RECORDS FOR THE EXERCISE Block Start

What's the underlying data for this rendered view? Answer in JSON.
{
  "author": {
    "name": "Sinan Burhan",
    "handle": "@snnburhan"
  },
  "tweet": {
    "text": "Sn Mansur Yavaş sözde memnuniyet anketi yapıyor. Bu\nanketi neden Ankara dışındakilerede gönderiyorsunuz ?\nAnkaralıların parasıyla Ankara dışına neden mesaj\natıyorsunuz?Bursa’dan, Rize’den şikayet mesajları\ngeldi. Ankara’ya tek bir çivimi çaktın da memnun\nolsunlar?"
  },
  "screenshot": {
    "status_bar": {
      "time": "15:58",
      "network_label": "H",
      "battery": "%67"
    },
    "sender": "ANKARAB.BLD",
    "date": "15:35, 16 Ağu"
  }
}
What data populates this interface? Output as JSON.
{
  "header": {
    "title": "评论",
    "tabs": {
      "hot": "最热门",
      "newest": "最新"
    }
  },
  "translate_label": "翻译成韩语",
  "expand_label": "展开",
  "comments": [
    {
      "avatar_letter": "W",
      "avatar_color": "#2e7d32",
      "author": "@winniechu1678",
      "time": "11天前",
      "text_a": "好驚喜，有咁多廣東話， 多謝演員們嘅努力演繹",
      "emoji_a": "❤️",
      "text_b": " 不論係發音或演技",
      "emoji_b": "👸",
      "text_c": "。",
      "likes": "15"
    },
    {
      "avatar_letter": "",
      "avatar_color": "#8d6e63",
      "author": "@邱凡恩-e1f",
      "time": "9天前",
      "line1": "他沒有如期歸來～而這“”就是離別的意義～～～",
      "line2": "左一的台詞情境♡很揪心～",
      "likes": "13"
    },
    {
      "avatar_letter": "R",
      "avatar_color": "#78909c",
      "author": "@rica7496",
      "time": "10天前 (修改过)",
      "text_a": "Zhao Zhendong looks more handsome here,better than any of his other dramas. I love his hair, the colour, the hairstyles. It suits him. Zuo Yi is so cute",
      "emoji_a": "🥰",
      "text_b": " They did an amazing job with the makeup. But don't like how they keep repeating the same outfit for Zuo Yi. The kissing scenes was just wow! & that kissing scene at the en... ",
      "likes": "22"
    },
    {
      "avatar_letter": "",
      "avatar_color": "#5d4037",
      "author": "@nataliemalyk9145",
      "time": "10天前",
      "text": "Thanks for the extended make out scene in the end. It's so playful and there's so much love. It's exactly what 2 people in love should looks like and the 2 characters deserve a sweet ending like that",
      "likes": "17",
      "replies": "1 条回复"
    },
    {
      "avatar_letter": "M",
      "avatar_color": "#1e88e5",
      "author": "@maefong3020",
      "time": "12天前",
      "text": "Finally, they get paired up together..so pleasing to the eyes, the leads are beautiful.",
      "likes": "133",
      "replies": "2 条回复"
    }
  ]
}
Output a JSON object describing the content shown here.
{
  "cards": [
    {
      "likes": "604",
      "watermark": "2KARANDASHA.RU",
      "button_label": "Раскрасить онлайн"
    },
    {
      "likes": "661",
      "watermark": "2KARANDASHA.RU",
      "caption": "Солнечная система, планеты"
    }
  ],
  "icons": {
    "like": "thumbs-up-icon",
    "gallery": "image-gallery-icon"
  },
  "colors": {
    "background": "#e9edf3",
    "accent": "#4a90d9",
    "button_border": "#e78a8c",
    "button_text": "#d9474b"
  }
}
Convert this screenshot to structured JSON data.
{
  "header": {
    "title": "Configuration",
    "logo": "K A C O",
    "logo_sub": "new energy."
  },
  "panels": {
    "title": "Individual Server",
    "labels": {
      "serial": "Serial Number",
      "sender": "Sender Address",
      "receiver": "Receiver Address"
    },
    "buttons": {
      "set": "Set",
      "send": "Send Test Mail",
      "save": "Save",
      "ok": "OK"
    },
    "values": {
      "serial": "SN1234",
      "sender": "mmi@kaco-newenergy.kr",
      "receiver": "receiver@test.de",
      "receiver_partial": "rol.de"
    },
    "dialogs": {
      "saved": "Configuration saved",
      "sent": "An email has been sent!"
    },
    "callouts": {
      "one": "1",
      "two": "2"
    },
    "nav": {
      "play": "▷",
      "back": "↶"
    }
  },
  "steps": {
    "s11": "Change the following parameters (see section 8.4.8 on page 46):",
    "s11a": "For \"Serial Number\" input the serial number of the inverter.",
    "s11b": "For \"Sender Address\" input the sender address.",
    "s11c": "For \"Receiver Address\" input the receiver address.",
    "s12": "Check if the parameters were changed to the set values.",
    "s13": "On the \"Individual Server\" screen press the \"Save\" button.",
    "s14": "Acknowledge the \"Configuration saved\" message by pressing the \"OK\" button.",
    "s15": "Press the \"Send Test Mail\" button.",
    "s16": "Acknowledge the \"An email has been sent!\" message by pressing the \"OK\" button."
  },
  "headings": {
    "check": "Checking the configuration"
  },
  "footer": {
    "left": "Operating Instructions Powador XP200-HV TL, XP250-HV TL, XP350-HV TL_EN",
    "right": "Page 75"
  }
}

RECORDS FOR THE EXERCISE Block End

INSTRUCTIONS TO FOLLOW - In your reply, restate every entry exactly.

OUTPUT FOR THIS EXERCISE -
What's the underlying data for this rendered view? Answer in JSON.
{
  "author": {
    "name": "Sinan Burhan",
    "handle": "@snnburhan"
  },
  "tweet": {
    "text": "Sn Mansur Yavaş sözde memnuniyet anketi yapıyor. Bu\nanketi neden Ankara dışındakilerede gönderiyorsunuz ?\nAnkaralıların parasıyla Ankara dışına neden mesaj\natıyorsunuz?Bursa’dan, Rize’den şikayet mesajları\ngeldi. Ankara’ya tek bir çivimi çaktın da memnun\nolsunlar?"
  },
  "screenshot": {
    "status_bar": {
      "time": "15:58",
      "network_label": "H",
      "battery": "%67"
    },
    "sender": "ANKARAB.BLD",
    "date": "15:35, 16 Ağu"
  }
}
What data populates this interface? Output as JSON.
{
  "header": {
    "title": "评论",
    "tabs": {
      "hot": "最热门",
      "newest": "最新"
    }
  },
  "translate_label": "翻译成韩语",
  "expand_label": "展开",
  "comments": [
    {
      "avatar_letter": "W",
      "avatar_color": "#2e7d32",
      "author": "@winniechu1678",
      "time": "11天前",
      "text_a": "好驚喜，有咁多廣東話， 多謝演員們嘅努力演繹",
      "emoji_a": "❤️",
      "text_b": " 不論係發音或演技",
      "emoji_b": "👸",
      "text_c": "。",
      "likes": "15"
    },
    {
      "avatar_letter": "",
      "avatar_color": "#8d6e63",
      "author": "@邱凡恩-e1f",
      "time": "9天前",
      "line1": "他沒有如期歸來～而這“”就是離別的意義～～～",
      "line2": "左一的台詞情境♡很揪心～",
      "likes": "13"
    },
    {
      "avatar_letter": "R",
      "avatar_color": "#78909c",
      "author": "@rica7496",
      "time": "10天前 (修改过)",
      "text_a": "Zhao Zhendong looks more handsome here,better than any of his other dramas. I love his hair, the colour, the hairstyles. It suits him. Zuo Yi is so cute",
      "emoji_a": "🥰",
      "text_b": " They did an amazing job with the makeup. But don't like how they keep repeating the same outfit for Zuo Yi. The kissing scenes was just wow! & that kissing scene at the en... ",
      "likes": "22"
    },
    {
      "avatar_letter": "",
      "avatar_color": "#5d4037",
      "author": "@nataliemalyk9145",
      "time": "10天前",
      "text": "Thanks for the extended make out scene in the end. It's so playful and there's so much love. It's exactly what 2 people in love should looks like and the 2 characters deserve a sweet ending like that",
      "likes": "17",
      "replies": "1 条回复"
    },
    {
      "avatar_letter": "M",
      "avatar_color": "#1e88e5",
      "author": "@maefong3020",
      "time": "12天前",
      "text": "Finally, they get paired up together..so pleasing to the eyes, the leads are beautiful.",
      "likes": "133",
      "replies": "2 条回复"
    }
  ]
}
Output a JSON object describing the content shown here.
{
  "cards": [
    {
      "likes": "604",
      "watermark": "2KARANDASHA.RU",
      "button_label": "Раскрасить онлайн"
    },
    {
      "likes": "661",
      "watermark": "2KARANDASHA.RU",
      "caption": "Солнечная система, планеты"
    }
  ],
  "icons": {
    "like": "thumbs-up-icon",
    "gallery": "image-gallery-icon"
  },
  "colors": {
    "background": "#e9edf3",
    "accent": "#4a90d9",
    "button_border": "#e78a8c",
    "button_text": "#d9474b"
  }
}
Convert this screenshot to structured JSON data.
{
  "header": {
    "title": "Configuration",
    "logo": "K A C O",
    "logo_sub": "new energy."
  },
  "panels": {
    "title": "Individual Server",
    "labels": {
      "serial": "Serial Number",
      "sender": "Sender Address",
      "receiver": "Receiver Address"
    },
    "buttons": {
      "set": "Set",
      "send": "Send Test Mail",
      "save": "Save",
      "ok": "OK"
    },
    "values": {
      "serial": "SN1234",
      "sender": "mmi@kaco-newenergy.kr",
      "receiver": "receiver@test.de",
      "receiver_partial": "rol.de"
    },
    "dialogs": {
      "saved": "Configuration saved",
      "sent": "An email has been sent!"
    },
    "callouts": {
      "one": "1",
      "two": "2"
    },
    "nav": {
      "play": "▷",
      "back": "↶"
    }
  },
  "steps": {
    "s11": "Change the following parameters (see section 8.4.8 on page 46):",
    "s11a": "For \"Serial Number\" input the serial number of the inverter.",
    "s11b": "For \"Sender Address\" input the sender address.",
    "s11c": "For \"Receiver Address\" input the receiver address.",
    "s12": "Check if the parameters were changed to the set values.",
    "s13": "On the \"Individual Server\" screen press the \"Save\" button.",
    "s14": "Acknowledge the \"Configuration saved\" message by pressing the \"OK\" button.",
    "s15": "Press the \"Send Test Mail\" button.",
    "s16": "Acknowledge the \"An email has been sent!\" message by pressing the \"OK\" button."
  },
  "headings": {
    "check": "Checking the configuration"
  },
  "footer": {
    "left": "Operating Instructions Powador XP200-HV TL, XP250-HV TL, XP350-HV TL_EN",
    "right": "Page 75"
  }
}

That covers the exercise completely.